■ **YOUR GOAL**:
Below are the records; repeat them in full, exactly.

Component data from apps and pages:
-.-.-

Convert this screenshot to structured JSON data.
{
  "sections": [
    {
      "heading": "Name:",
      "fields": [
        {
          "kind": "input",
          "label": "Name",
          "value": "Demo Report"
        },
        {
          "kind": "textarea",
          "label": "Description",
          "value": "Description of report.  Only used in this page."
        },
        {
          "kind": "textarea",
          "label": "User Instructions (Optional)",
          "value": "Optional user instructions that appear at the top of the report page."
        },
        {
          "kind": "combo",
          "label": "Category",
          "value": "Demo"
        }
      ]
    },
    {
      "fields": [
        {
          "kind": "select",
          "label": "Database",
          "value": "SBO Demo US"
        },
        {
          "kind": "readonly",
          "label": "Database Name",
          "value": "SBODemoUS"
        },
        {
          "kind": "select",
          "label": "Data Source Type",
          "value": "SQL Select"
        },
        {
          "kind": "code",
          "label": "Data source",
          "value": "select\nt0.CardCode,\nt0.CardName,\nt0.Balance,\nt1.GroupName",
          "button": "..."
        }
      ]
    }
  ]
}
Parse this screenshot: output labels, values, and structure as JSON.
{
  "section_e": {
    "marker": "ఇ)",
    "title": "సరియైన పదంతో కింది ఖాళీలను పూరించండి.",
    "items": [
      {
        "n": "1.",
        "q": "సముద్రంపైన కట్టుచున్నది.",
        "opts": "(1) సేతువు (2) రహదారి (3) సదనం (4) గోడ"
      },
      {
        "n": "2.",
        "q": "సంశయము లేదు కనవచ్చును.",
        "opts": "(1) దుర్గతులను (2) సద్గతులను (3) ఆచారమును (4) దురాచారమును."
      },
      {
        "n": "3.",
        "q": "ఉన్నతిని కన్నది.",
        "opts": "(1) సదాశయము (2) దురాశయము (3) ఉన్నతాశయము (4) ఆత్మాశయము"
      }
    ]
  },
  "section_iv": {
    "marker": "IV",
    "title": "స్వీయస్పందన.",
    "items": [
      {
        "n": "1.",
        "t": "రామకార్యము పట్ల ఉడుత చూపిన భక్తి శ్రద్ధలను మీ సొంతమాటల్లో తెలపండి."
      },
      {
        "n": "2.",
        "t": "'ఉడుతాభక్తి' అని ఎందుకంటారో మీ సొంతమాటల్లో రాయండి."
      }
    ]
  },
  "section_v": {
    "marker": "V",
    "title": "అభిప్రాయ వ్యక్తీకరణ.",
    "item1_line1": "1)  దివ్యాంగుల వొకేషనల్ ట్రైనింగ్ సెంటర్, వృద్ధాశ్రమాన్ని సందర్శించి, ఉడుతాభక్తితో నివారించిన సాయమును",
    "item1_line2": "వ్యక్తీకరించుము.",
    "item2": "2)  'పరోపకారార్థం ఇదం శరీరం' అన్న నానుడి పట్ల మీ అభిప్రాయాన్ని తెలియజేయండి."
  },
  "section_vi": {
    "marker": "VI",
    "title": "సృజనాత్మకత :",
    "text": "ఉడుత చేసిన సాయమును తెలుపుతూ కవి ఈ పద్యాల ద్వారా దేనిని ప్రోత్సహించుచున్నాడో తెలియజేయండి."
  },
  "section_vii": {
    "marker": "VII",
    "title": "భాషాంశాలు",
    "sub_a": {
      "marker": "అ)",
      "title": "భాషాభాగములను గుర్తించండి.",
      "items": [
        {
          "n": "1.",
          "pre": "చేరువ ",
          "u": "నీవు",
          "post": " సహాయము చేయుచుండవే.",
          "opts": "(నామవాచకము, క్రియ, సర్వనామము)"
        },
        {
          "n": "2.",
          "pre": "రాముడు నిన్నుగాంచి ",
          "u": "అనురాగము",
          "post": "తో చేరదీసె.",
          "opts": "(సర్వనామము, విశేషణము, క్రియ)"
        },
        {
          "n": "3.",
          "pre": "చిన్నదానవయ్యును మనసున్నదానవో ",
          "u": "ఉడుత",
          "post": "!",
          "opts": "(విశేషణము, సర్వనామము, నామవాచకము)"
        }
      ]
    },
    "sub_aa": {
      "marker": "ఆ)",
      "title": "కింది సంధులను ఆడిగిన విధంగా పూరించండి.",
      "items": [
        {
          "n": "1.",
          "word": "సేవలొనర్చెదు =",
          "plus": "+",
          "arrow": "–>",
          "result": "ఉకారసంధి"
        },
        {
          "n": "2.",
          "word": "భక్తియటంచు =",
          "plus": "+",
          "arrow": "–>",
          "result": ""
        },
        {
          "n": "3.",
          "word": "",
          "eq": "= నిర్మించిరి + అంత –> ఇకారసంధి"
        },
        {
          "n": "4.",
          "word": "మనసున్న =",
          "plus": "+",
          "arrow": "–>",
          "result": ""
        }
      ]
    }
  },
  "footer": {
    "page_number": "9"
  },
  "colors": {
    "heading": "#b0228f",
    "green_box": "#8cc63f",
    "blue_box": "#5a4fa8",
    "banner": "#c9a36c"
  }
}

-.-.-

■ **RESPONSE**:
Convert this screenshot to structured JSON data.
{
  "sections": [
    {
      "heading": "Name:",
      "fields": [
        {
          "kind": "input",
          "label": "Name",
          "value": "Demo Report"
        },
        {
          "kind": "textarea",
          "label": "Description",
          "value": "Description of report.  Only used in this page."
        },
        {
          "kind": "textarea",
          "label": "User Instructions (Optional)",
          "value": "Optional user instructions that appear at the top of the report page."
        },
        {
          "kind": "combo",
          "label": "Category",
          "value": "Demo"
        }
      ]
    },
    {
      "fields": [
        {
          "kind": "select",
          "label": "Database",
          "value": "SBO Demo US"
        },
        {
          "kind": "readonly",
          "label": "Database Name",
          "value": "SBODemoUS"
        },
        {
          "kind": "select",
          "label": "Data Source Type",
          "value": "SQL Select"
        },
        {
          "kind": "code",
          "label": "Data source",
          "value": "select\nt0.CardCode,\nt0.CardName,\nt0.Balance,\nt1.GroupName",
          "button": "..."
        }
      ]
    }
  ]
}
Parse this screenshot: output labels, values, and structure as JSON.
{
  "section_e": {
    "marker": "ఇ)",
    "title": "సరియైన పదంతో కింది ఖాళీలను పూరించండి.",
    "items": [
      {
        "n": "1.",
        "q": "సముద్రంపైన కట్టుచున్నది.",
        "opts": "(1) సేతువు (2) రహదారి (3) సదనం (4) గోడ"
      },
      {
        "n": "2.",
        "q": "సంశయము లేదు కనవచ్చును.",
        "opts": "(1) దుర్గతులను (2) సద్గతులను (3) ఆచారమును (4) దురాచారమును."
      },
      {
        "n": "3.",
        "q": "ఉన్నతిని కన్నది.",
        "opts": "(1) సదాశయము (2) దురాశయము (3) ఉన్నతాశయము (4) ఆత్మాశయము"
      }
    ]
  },
  "section_iv": {
    "marker": "IV",
    "title": "స్వీయస్పందన.",
    "items": [
      {
        "n": "1.",
        "t": "రామకార్యము పట్ల ఉడుత చూపిన భక్తి శ్రద్ధలను మీ సొంతమాటల్లో తెలపండి."
      },
      {
        "n": "2.",
        "t": "'ఉడుతాభక్తి' అని ఎందుకంటారో మీ సొంతమాటల్లో రాయండి."
      }
    ]
  },
  "section_v": {
    "marker": "V",
    "title": "అభిప్రాయ వ్యక్తీకరణ.",
    "item1_line1": "1)  దివ్యాంగుల వొకేషనల్ ట్రైనింగ్ సెంటర్, వృద్ధాశ్రమాన్ని సందర్శించి, ఉడుతాభక్తితో నివారించిన సాయమును",
    "item1_line2": "వ్యక్తీకరించుము.",
    "item2": "2)  'పరోపకారార్థం ఇదం శరీరం' అన్న నానుడి పట్ల మీ అభిప్రాయాన్ని తెలియజేయండి."
  },
  "section_vi": {
    "marker": "VI",
    "title": "సృజనాత్మకత :",
    "text": "ఉడుత చేసిన సాయమును తెలుపుతూ కవి ఈ పద్యాల ద్వారా దేనిని ప్రోత్సహించుచున్నాడో తెలియజేయండి."
  },
  "section_vii": {
    "marker": "VII",
    "title": "భాషాంశాలు",
    "sub_a": {
      "marker": "అ)",
      "title": "భాషాభాగములను గుర్తించండి.",
      "items": [
        {
          "n": "1.",
          "pre": "చేరువ ",
          "u": "నీవు",
          "post": " సహాయము చేయుచుండవే.",
          "opts": "(నామవాచకము, క్రియ, సర్వనామము)"
        },
        {
          "n": "2.",
          "pre": "రాముడు నిన్నుగాంచి ",
          "u": "అనురాగము",
          "post": "తో చేరదీసె.",
          "opts": "(సర్వనామము, విశేషణము, క్రియ)"
        },
        {
          "n": "3.",
          "pre": "చిన్నదానవయ్యును మనసున్నదానవో ",
          "u": "ఉడుత",
          "post": "!",
          "opts": "(విశేషణము, సర్వనామము, నామవాచకము)"
        }
      ]
    },
    "sub_aa": {
      "marker": "ఆ)",
      "title": "కింది సంధులను ఆడిగిన విధంగా పూరించండి.",
      "items": [
        {
          "n": "1.",
          "word": "సేవలొనర్చెదు =",
          "plus": "+",
          "arrow": "–>",
          "result": "ఉకారసంధి"
        },
        {
          "n": "2.",
          "word": "భక్తియటంచు =",
          "plus": "+",
          "arrow": "–>",
          "result": ""
        },
        {
          "n": "3.",
          "word": "",
          "eq": "= నిర్మించిరి + అంత –> ఇకారసంధి"
        },
        {
          "n": "4.",
          "word": "మనసున్న =",
          "plus": "+",
          "arrow": "–>",
          "result": ""
        }
      ]
    }
  },
  "footer": {
    "page_number": "9"
  },
  "colors": {
    "heading": "#b0228f",
    "green_box": "#8cc63f",
    "blue_box": "#5a4fa8",
    "banner": "#c9a36c"
  }
}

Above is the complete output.